Every record below should be written out exactly; pictures stay out.

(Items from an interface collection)
::::::

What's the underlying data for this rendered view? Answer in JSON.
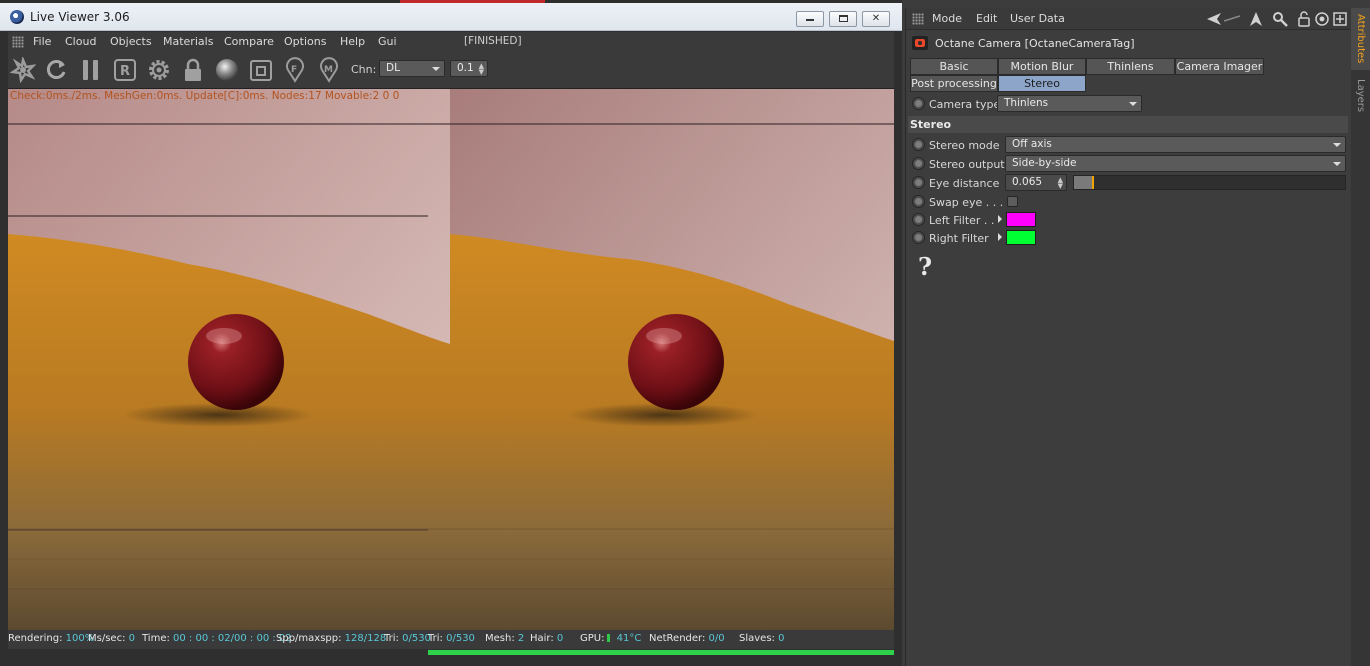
{
  "live_viewer": {
    "title": "Live Viewer 3.06",
    "menu": [
      "File",
      "Cloud",
      "Objects",
      "Materials",
      "Compare",
      "Options",
      "Help",
      "Gui"
    ],
    "render_state": "[FINISHED]",
    "toolbar_icons": [
      "octane-logo-icon",
      "restart-render-icon",
      "pause-icon",
      "region-render-icon",
      "settings-gear-icon",
      "lock-icon",
      "material-sphere-icon",
      "clay-mode-icon",
      "focus-picker-icon",
      "material-picker-icon"
    ],
    "channel_label": "Chn:",
    "channel_value": "DL",
    "spinner_value": "0.1",
    "render_stats": "Check:0ms./2ms. MeshGen:0ms. Update[C]:0ms. Nodes:17 Movable:2  0 0",
    "status": {
      "rendering_label": "Rendering:",
      "rendering_value": "100%",
      "mssec_label": "Ms/sec:",
      "mssec_value": "0",
      "time_label": "Time:",
      "time_value": "00 : 00 : 02/00 : 00 : 02",
      "spp_label": "Spp/maxspp:",
      "spp_value": "128/128",
      "tri_label": "Tri:",
      "tri_value": "0/530",
      "mesh_label": "Mesh:",
      "mesh_value": "2",
      "hair_label": "Hair:",
      "hair_value": "0",
      "gpu_label": "GPU:",
      "gpu_temp": "41°C",
      "netrender_label": "NetRender:",
      "netrender_value": "0/0",
      "slaves_label": "Slaves:",
      "slaves_value": "0"
    },
    "progress": 1.0
  },
  "attributes": {
    "menu": [
      "Mode",
      "Edit",
      "User Data"
    ],
    "nav_icons": [
      "arrow-back-icon",
      "arrow-up-icon",
      "search-icon",
      "lock-icon",
      "target-icon",
      "new-panel-icon"
    ],
    "object_name": "Octane Camera [OctaneCameraTag]",
    "tabs_row1": [
      "Basic",
      "Motion Blur",
      "Thinlens",
      "Camera Imager"
    ],
    "tabs_row2": [
      "Post processing",
      "Stereo"
    ],
    "active_tab": "Stereo",
    "camera_type_label": "Camera type",
    "camera_type_value": "Thinlens",
    "section_title": "Stereo",
    "stereo_mode_label": "Stereo mode",
    "stereo_mode_value": "Off axis",
    "stereo_output_label": "Stereo output",
    "stereo_output_value": "Side-by-side",
    "eye_distance_label": "Eye distance",
    "eye_distance_value": "0.065",
    "eye_distance_slider": 0.065,
    "swap_eye_label": "Swap eye . . . .",
    "swap_eye_checked": false,
    "left_filter_label": "Left Filter . .",
    "left_filter_color": "#ff00ff",
    "right_filter_label": "Right Filter",
    "right_filter_color": "#00ff33",
    "help_glyph": "?"
  },
  "side_tabs": [
    "Attributes",
    "Layers"
  ]
}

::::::

Answer for this exercise
What's the underlying data for this rendered view? Answer in JSON.
{
  "live_viewer": {
    "title": "Live Viewer 3.06",
    "menu": [
      "File",
      "Cloud",
      "Objects",
      "Materials",
      "Compare",
      "Options",
      "Help",
      "Gui"
    ],
    "render_state": "[FINISHED]",
    "toolbar_icons": [
      "octane-logo-icon",
      "restart-render-icon",
      "pause-icon",
      "region-render-icon",
      "settings-gear-icon",
      "lock-icon",
      "material-sphere-icon",
      "clay-mode-icon",
      "focus-picker-icon",
      "material-picker-icon"
    ],
    "channel_label": "Chn:",
    "channel_value": "DL",
    "spinner_value": "0.1",
    "render_stats": "Check:0ms./2ms. MeshGen:0ms. Update[C]:0ms. Nodes:17 Movable:2  0 0",
    "status": {
      "rendering_label": "Rendering:",
      "rendering_value": "100%",
      "mssec_label": "Ms/sec:",
      "mssec_value": "0",
      "time_label": "Time:",
      "time_value": "00 : 00 : 02/00 : 00 : 02",
      "spp_label": "Spp/maxspp:",
      "spp_value": "128/128",
      "tri_label": "Tri:",
      "tri_value": "0/530",
      "mesh_label": "Mesh:",
      "mesh_value": "2",
      "hair_label": "Hair:",
      "hair_value": "0",
      "gpu_label": "GPU:",
      "gpu_temp": "41°C",
      "netrender_label": "NetRender:",
      "netrender_value": "0/0",
      "slaves_label": "Slaves:",
      "slaves_value": "0"
    },
    "progress": 1.0
  },
  "attributes": {
    "menu": [
      "Mode",
      "Edit",
      "User Data"
    ],
    "nav_icons": [
      "arrow-back-icon",
      "arrow-up-icon",
      "search-icon",
      "lock-icon",
      "target-icon",
      "new-panel-icon"
    ],
    "object_name": "Octane Camera [OctaneCameraTag]",
    "tabs_row1": [
      "Basic",
      "Motion Blur",
      "Thinlens",
      "Camera Imager"
    ],
    "tabs_row2": [
      "Post processing",
      "Stereo"
    ],
    "active_tab": "Stereo",
    "camera_type_label": "Camera type",
    "camera_type_value": "Thinlens",
    "section_title": "Stereo",
    "stereo_mode_label": "Stereo mode",
    "stereo_mode_value": "Off axis",
    "stereo_output_label": "Stereo output",
    "stereo_output_value": "Side-by-side",
    "eye_distance_label": "Eye distance",
    "eye_distance_value": "0.065",
    "eye_distance_slider": 0.065,
    "swap_eye_label": "Swap eye . . . .",
    "swap_eye_checked": false,
    "left_filter_label": "Left Filter . .",
    "left_filter_color": "#ff00ff",
    "right_filter_label": "Right Filter",
    "right_filter_color": "#00ff33",
    "help_glyph": "?"
  },
  "side_tabs": [
    "Attributes",
    "Layers"
  ]
}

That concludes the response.